*** Opening of THE RECORDS ***

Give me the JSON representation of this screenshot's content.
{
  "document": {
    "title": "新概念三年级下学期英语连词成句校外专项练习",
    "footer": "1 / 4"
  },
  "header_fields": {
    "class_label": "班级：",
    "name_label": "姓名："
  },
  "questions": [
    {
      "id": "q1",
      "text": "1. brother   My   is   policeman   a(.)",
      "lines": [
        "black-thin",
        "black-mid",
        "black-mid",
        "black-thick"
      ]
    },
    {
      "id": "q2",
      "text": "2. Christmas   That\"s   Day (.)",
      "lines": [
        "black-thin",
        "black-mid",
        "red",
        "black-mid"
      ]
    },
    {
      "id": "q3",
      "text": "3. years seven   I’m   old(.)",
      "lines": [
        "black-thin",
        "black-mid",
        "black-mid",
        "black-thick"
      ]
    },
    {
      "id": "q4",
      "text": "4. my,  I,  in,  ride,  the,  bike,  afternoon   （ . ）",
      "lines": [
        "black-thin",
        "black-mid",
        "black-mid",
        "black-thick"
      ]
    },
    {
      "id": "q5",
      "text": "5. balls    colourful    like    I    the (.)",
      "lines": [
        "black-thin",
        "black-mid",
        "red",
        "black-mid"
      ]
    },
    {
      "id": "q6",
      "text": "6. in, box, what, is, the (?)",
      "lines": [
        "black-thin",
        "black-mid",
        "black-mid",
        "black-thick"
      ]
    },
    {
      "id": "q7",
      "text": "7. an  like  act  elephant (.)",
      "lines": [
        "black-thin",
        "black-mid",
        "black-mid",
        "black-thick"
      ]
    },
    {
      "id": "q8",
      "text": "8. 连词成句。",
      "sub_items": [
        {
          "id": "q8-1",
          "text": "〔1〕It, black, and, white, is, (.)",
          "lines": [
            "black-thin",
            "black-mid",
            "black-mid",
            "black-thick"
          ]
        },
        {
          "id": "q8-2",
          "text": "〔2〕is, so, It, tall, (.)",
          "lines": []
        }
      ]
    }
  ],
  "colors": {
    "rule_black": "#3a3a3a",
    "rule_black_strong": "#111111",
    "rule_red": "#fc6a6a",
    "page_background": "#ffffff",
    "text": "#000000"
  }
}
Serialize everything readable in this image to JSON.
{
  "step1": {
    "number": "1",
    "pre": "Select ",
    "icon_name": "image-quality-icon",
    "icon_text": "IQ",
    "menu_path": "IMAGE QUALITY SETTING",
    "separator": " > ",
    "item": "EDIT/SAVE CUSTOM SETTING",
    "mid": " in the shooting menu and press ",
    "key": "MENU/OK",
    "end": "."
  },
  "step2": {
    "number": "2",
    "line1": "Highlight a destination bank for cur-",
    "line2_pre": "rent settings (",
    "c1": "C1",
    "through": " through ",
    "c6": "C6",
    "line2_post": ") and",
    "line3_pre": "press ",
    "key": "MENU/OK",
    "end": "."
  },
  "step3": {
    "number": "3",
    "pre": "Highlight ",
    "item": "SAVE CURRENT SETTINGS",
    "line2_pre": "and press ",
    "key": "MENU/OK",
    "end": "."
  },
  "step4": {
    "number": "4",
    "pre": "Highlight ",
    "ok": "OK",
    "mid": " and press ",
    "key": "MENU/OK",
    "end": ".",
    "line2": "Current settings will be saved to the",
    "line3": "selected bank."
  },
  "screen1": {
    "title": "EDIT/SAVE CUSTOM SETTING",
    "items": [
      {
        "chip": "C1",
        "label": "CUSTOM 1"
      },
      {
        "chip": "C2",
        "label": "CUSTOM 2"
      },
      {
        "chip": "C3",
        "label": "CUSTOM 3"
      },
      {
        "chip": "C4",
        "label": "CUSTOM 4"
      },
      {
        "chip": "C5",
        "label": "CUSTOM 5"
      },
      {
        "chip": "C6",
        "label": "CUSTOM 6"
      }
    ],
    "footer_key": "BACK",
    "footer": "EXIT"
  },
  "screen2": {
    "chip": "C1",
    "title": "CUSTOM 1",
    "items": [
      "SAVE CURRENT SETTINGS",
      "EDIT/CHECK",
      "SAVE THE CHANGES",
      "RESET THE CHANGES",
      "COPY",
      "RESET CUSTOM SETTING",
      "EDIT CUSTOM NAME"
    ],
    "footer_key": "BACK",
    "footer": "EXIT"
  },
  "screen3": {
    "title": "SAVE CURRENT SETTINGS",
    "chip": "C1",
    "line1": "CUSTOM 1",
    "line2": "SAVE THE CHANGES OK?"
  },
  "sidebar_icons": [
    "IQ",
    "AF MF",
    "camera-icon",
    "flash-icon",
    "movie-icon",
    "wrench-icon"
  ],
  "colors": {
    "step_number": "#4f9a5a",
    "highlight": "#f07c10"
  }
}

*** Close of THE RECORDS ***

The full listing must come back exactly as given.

Give me the JSON representation of this screenshot's content.
{
  "document": {
    "title": "新概念三年级下学期英语连词成句校外专项练习",
    "footer": "1 / 4"
  },
  "header_fields": {
    "class_label": "班级：",
    "name_label": "姓名："
  },
  "questions": [
    {
      "id": "q1",
      "text": "1. brother   My   is   policeman   a(.)",
      "lines": [
        "black-thin",
        "black-mid",
        "black-mid",
        "black-thick"
      ]
    },
    {
      "id": "q2",
      "text": "2. Christmas   That\"s   Day (.)",
      "lines": [
        "black-thin",
        "black-mid",
        "red",
        "black-mid"
      ]
    },
    {
      "id": "q3",
      "text": "3. years seven   I’m   old(.)",
      "lines": [
        "black-thin",
        "black-mid",
        "black-mid",
        "black-thick"
      ]
    },
    {
      "id": "q4",
      "text": "4. my,  I,  in,  ride,  the,  bike,  afternoon   （ . ）",
      "lines": [
        "black-thin",
        "black-mid",
        "black-mid",
        "black-thick"
      ]
    },
    {
      "id": "q5",
      "text": "5. balls    colourful    like    I    the (.)",
      "lines": [
        "black-thin",
        "black-mid",
        "red",
        "black-mid"
      ]
    },
    {
      "id": "q6",
      "text": "6. in, box, what, is, the (?)",
      "lines": [
        "black-thin",
        "black-mid",
        "black-mid",
        "black-thick"
      ]
    },
    {
      "id": "q7",
      "text": "7. an  like  act  elephant (.)",
      "lines": [
        "black-thin",
        "black-mid",
        "black-mid",
        "black-thick"
      ]
    },
    {
      "id": "q8",
      "text": "8. 连词成句。",
      "sub_items": [
        {
          "id": "q8-1",
          "text": "〔1〕It, black, and, white, is, (.)",
          "lines": [
            "black-thin",
            "black-mid",
            "black-mid",
            "black-thick"
          ]
        },
        {
          "id": "q8-2",
          "text": "〔2〕is, so, It, tall, (.)",
          "lines": []
        }
      ]
    }
  ],
  "colors": {
    "rule_black": "#3a3a3a",
    "rule_black_strong": "#111111",
    "rule_red": "#fc6a6a",
    "page_background": "#ffffff",
    "text": "#000000"
  }
}
Serialize everything readable in this image to JSON.
{
  "step1": {
    "number": "1",
    "pre": "Select ",
    "icon_name": "image-quality-icon",
    "icon_text": "IQ",
    "menu_path": "IMAGE QUALITY SETTING",
    "separator": " > ",
    "item": "EDIT/SAVE CUSTOM SETTING",
    "mid": " in the shooting menu and press ",
    "key": "MENU/OK",
    "end": "."
  },
  "step2": {
    "number": "2",
    "line1": "Highlight a destination bank for cur-",
    "line2_pre": "rent settings (",
    "c1": "C1",
    "through": " through ",
    "c6": "C6",
    "line2_post": ") and",
    "line3_pre": "press ",
    "key": "MENU/OK",
    "end": "."
  },
  "step3": {
    "number": "3",
    "pre": "Highlight ",
    "item": "SAVE CURRENT SETTINGS",
    "line2_pre": "and press ",
    "key": "MENU/OK",
    "end": "."
  },
  "step4": {
    "number": "4",
    "pre": "Highlight ",
    "ok": "OK",
    "mid": " and press ",
    "key": "MENU/OK",
    "end": ".",
    "line2": "Current settings will be saved to the",
    "line3": "selected bank."
  },
  "screen1": {
    "title": "EDIT/SAVE CUSTOM SETTING",
    "items": [
      {
        "chip": "C1",
        "label": "CUSTOM 1"
      },
      {
        "chip": "C2",
        "label": "CUSTOM 2"
      },
      {
        "chip": "C3",
        "label": "CUSTOM 3"
      },
      {
        "chip": "C4",
        "label": "CUSTOM 4"
      },
      {
        "chip": "C5",
        "label": "CUSTOM 5"
      },
      {
        "chip": "C6",
        "label": "CUSTOM 6"
      }
    ],
    "footer_key": "BACK",
    "footer": "EXIT"
  },
  "screen2": {
    "chip": "C1",
    "title": "CUSTOM 1",
    "items": [
      "SAVE CURRENT SETTINGS",
      "EDIT/CHECK",
      "SAVE THE CHANGES",
      "RESET THE CHANGES",
      "COPY",
      "RESET CUSTOM SETTING",
      "EDIT CUSTOM NAME"
    ],
    "footer_key": "BACK",
    "footer": "EXIT"
  },
  "screen3": {
    "title": "SAVE CURRENT SETTINGS",
    "chip": "C1",
    "line1": "CUSTOM 1",
    "line2": "SAVE THE CHANGES OK?"
  },
  "sidebar_icons": [
    "IQ",
    "AF MF",
    "camera-icon",
    "flash-icon",
    "movie-icon",
    "wrench-icon"
  ],
  "colors": {
    "step_number": "#4f9a5a",
    "highlight": "#f07c10"
  }
}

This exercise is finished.